TASK STATEMENT: Copy all data exactly. Skip pictures.

EXCERPTED RECORDS:
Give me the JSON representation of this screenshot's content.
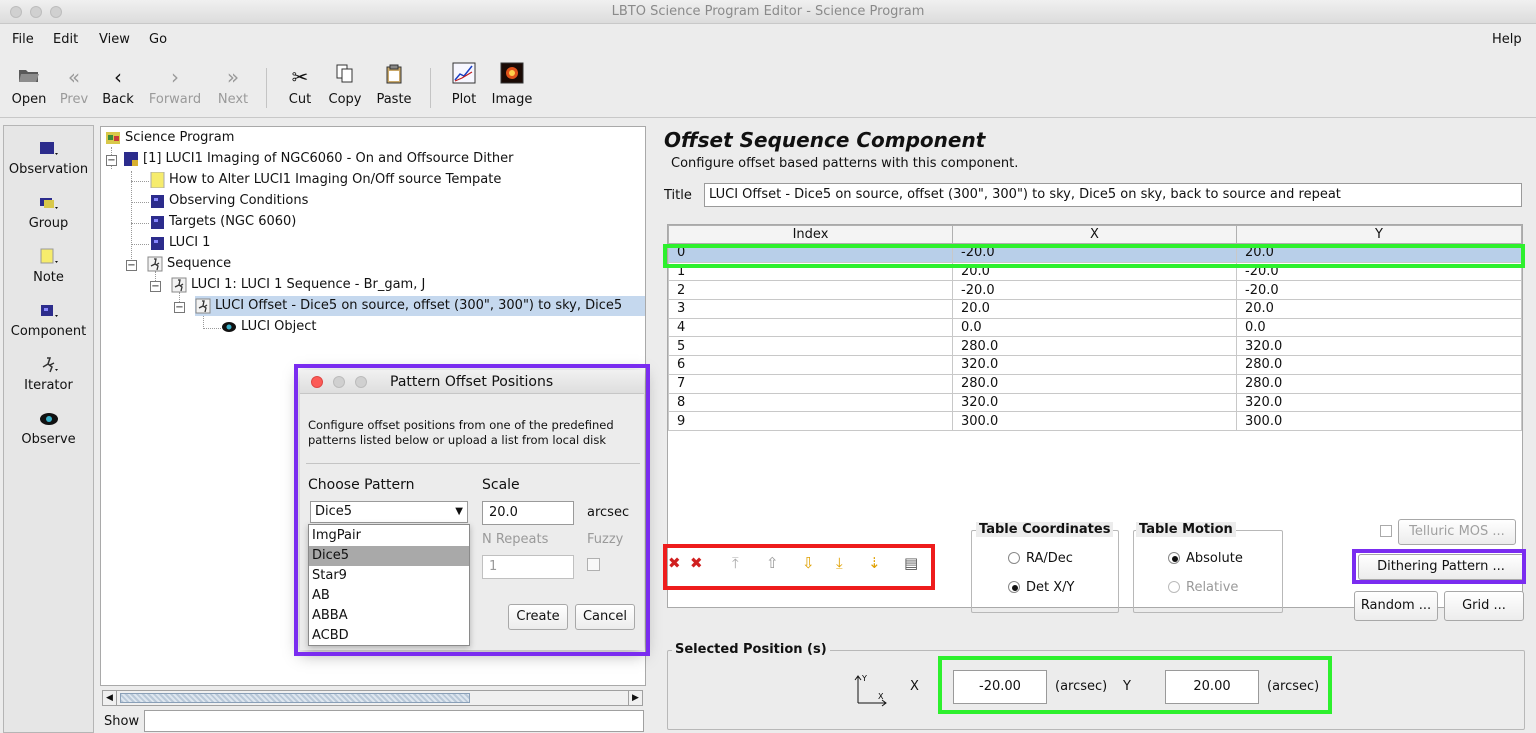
{
  "window": {
    "title": "LBTO Science Program Editor - Science Program"
  },
  "menubar": {
    "items": [
      "File",
      "Edit",
      "View",
      "Go"
    ],
    "help": "Help"
  },
  "toolbar": {
    "open": "Open",
    "prev": "Prev",
    "back": "Back",
    "forward": "Forward",
    "next": "Next",
    "cut": "Cut",
    "copy": "Copy",
    "paste": "Paste",
    "plot": "Plot",
    "image": "Image"
  },
  "palette": [
    "Observation",
    "Group",
    "Note",
    "Component",
    "Iterator",
    "Observe"
  ],
  "tree": {
    "root": "Science Program",
    "program": "[1] LUCI1 Imaging of NGC6060 - On and Offsource Dither",
    "note": "How to Alter LUCI1 Imaging On/Off source Tempate",
    "conditions": "Observing Conditions",
    "targets": "Targets (NGC 6060)",
    "instrument": "LUCI 1",
    "sequence": "Sequence",
    "luci_seq": "LUCI 1: LUCI 1 Sequence - Br_gam,  J",
    "offset": "LUCI Offset - Dice5 on source, offset (300\", 300\") to sky, Dice5",
    "object": "LUCI Object"
  },
  "show_label": "Show",
  "component": {
    "heading": "Offset Sequence Component",
    "description": "Configure offset based patterns with this component.",
    "title_label": "Title",
    "title_value": "LUCI Offset - Dice5 on source, offset (300\", 300\") to sky, Dice5 on sky, back to source and repeat",
    "columns": [
      "Index",
      "X",
      "Y"
    ],
    "rows": [
      [
        "0",
        "-20.0",
        "20.0"
      ],
      [
        "1",
        "20.0",
        "-20.0"
      ],
      [
        "2",
        "-20.0",
        "-20.0"
      ],
      [
        "3",
        "20.0",
        "20.0"
      ],
      [
        "4",
        "0.0",
        "0.0"
      ],
      [
        "5",
        "280.0",
        "320.0"
      ],
      [
        "6",
        "320.0",
        "280.0"
      ],
      [
        "7",
        "280.0",
        "280.0"
      ],
      [
        "8",
        "320.0",
        "320.0"
      ],
      [
        "9",
        "300.0",
        "300.0"
      ]
    ],
    "table_coordinates": {
      "legend": "Table Coordinates",
      "ra_dec": "RA/Dec",
      "det_xy": "Det X/Y",
      "selected": "Det X/Y"
    },
    "table_motion": {
      "legend": "Table Motion",
      "absolute": "Absolute",
      "relative": "Relative",
      "selected": "Absolute"
    },
    "telluric": "Telluric MOS ...",
    "dithering": "Dithering Pattern ...",
    "random": "Random ...",
    "grid": "Grid ...",
    "selected_position": {
      "legend": "Selected Position (s)",
      "x_label": "X",
      "x_value": "-20.00",
      "x_unit": "(arcsec)",
      "y_label": "Y",
      "y_value": "20.00",
      "y_unit": "(arcsec)"
    }
  },
  "dialog": {
    "title": "Pattern Offset Positions",
    "description": "Configure offset positions from one of the predefined patterns listed below or upload a list from local disk",
    "choose_label": "Choose Pattern",
    "scale_label": "Scale",
    "selected_pattern": "Dice5",
    "scale_value": "20.0",
    "scale_unit": "arcsec",
    "repeats_label": "N Repeats",
    "repeats_value": "1",
    "fuzzy_label": "Fuzzy",
    "options": [
      "ImgPair",
      "Dice5",
      "Star9",
      "AB",
      "ABBA",
      "ACBD"
    ],
    "create": "Create",
    "cancel": "Cancel"
  },
  "colors": {
    "highlight_green": "#2df02d",
    "highlight_purple": "#7a2cf0",
    "highlight_red": "#ee1c1c",
    "selection": "#b8cfe9"
  }
}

EXERCISE RESPONSE:
Give me the JSON representation of this screenshot's content.
{
  "window": {
    "title": "LBTO Science Program Editor - Science Program"
  },
  "menubar": {
    "items": [
      "File",
      "Edit",
      "View",
      "Go"
    ],
    "help": "Help"
  },
  "toolbar": {
    "open": "Open",
    "prev": "Prev",
    "back": "Back",
    "forward": "Forward",
    "next": "Next",
    "cut": "Cut",
    "copy": "Copy",
    "paste": "Paste",
    "plot": "Plot",
    "image": "Image"
  },
  "palette": [
    "Observation",
    "Group",
    "Note",
    "Component",
    "Iterator",
    "Observe"
  ],
  "tree": {
    "root": "Science Program",
    "program": "[1] LUCI1 Imaging of NGC6060 - On and Offsource Dither",
    "note": "How to Alter LUCI1 Imaging On/Off source Tempate",
    "conditions": "Observing Conditions",
    "targets": "Targets (NGC 6060)",
    "instrument": "LUCI 1",
    "sequence": "Sequence",
    "luci_seq": "LUCI 1: LUCI 1 Sequence - Br_gam,  J",
    "offset": "LUCI Offset - Dice5 on source, offset (300\", 300\") to sky, Dice5",
    "object": "LUCI Object"
  },
  "show_label": "Show",
  "component": {
    "heading": "Offset Sequence Component",
    "description": "Configure offset based patterns with this component.",
    "title_label": "Title",
    "title_value": "LUCI Offset - Dice5 on source, offset (300\", 300\") to sky, Dice5 on sky, back to source and repeat",
    "columns": [
      "Index",
      "X",
      "Y"
    ],
    "rows": [
      [
        "0",
        "-20.0",
        "20.0"
      ],
      [
        "1",
        "20.0",
        "-20.0"
      ],
      [
        "2",
        "-20.0",
        "-20.0"
      ],
      [
        "3",
        "20.0",
        "20.0"
      ],
      [
        "4",
        "0.0",
        "0.0"
      ],
      [
        "5",
        "280.0",
        "320.0"
      ],
      [
        "6",
        "320.0",
        "280.0"
      ],
      [
        "7",
        "280.0",
        "280.0"
      ],
      [
        "8",
        "320.0",
        "320.0"
      ],
      [
        "9",
        "300.0",
        "300.0"
      ]
    ],
    "table_coordinates": {
      "legend": "Table Coordinates",
      "ra_dec": "RA/Dec",
      "det_xy": "Det X/Y",
      "selected": "Det X/Y"
    },
    "table_motion": {
      "legend": "Table Motion",
      "absolute": "Absolute",
      "relative": "Relative",
      "selected": "Absolute"
    },
    "telluric": "Telluric MOS ...",
    "dithering": "Dithering Pattern ...",
    "random": "Random ...",
    "grid": "Grid ...",
    "selected_position": {
      "legend": "Selected Position (s)",
      "x_label": "X",
      "x_value": "-20.00",
      "x_unit": "(arcsec)",
      "y_label": "Y",
      "y_value": "20.00",
      "y_unit": "(arcsec)"
    }
  },
  "dialog": {
    "title": "Pattern Offset Positions",
    "description": "Configure offset positions from one of the predefined patterns listed below or upload a list from local disk",
    "choose_label": "Choose Pattern",
    "scale_label": "Scale",
    "selected_pattern": "Dice5",
    "scale_value": "20.0",
    "scale_unit": "arcsec",
    "repeats_label": "N Repeats",
    "repeats_value": "1",
    "fuzzy_label": "Fuzzy",
    "options": [
      "ImgPair",
      "Dice5",
      "Star9",
      "AB",
      "ABBA",
      "ACBD"
    ],
    "create": "Create",
    "cancel": "Cancel"
  },
  "colors": {
    "highlight_green": "#2df02d",
    "highlight_purple": "#7a2cf0",
    "highlight_red": "#ee1c1c",
    "selection": "#b8cfe9"
  }
}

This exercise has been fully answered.